A long research line in quantitative sociolinguistics has been aimed at understanding how persistence, the tendency for people to repeat a linguistic variant they have just used, influences language variation and change. Previous studies have variously attributed variant repetitiveness to priming in the psycholinguistic sense, socially-motivated style-shifting, or interspeaker accommodation, implying that intraspeaker persistence and interspeaker convergence are potentially different phenomena. This study reports both interspeaker convergence and intraspeaker persistence in a morphological variable that has been recently documented in the Chengdu dialect of Mandarin, a variety which is subject to language contact with standard Mandarin. We compare the relationship between repetitiveness within and across speakers. Results from mixed-effect logistic regression show that there is a persistence effect within speakers and a convergence effect across speakers; however the size of the effect varies according to different meaning contexts. Findings further shed light on the understanding of language change from psycholinguistic perspectives.
Li, Aini and Tamminga, Meredith
"Intra- and Interspeaker Repetitiveness in Locative Variation,"
University of Pennsylvania Working Papers in Linguistics: Vol. 27

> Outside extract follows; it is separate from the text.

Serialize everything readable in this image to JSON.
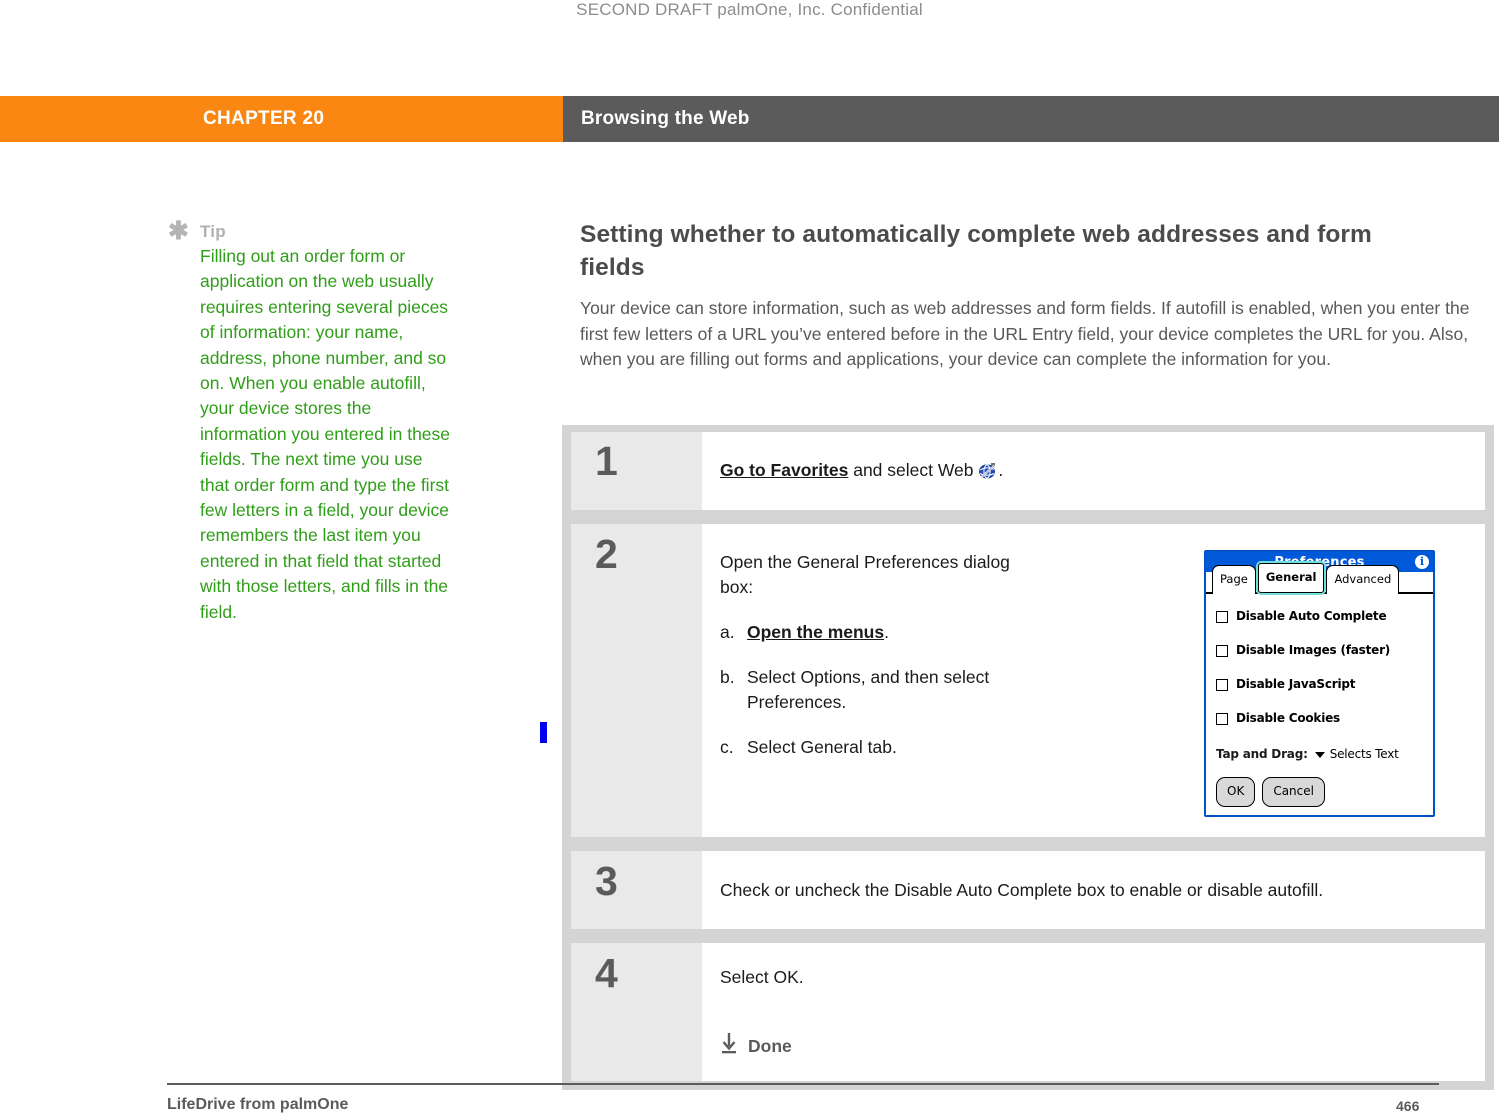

, Article 16.
Available at: https://repository.upenn.edu/pwpl/vol27/iss1/16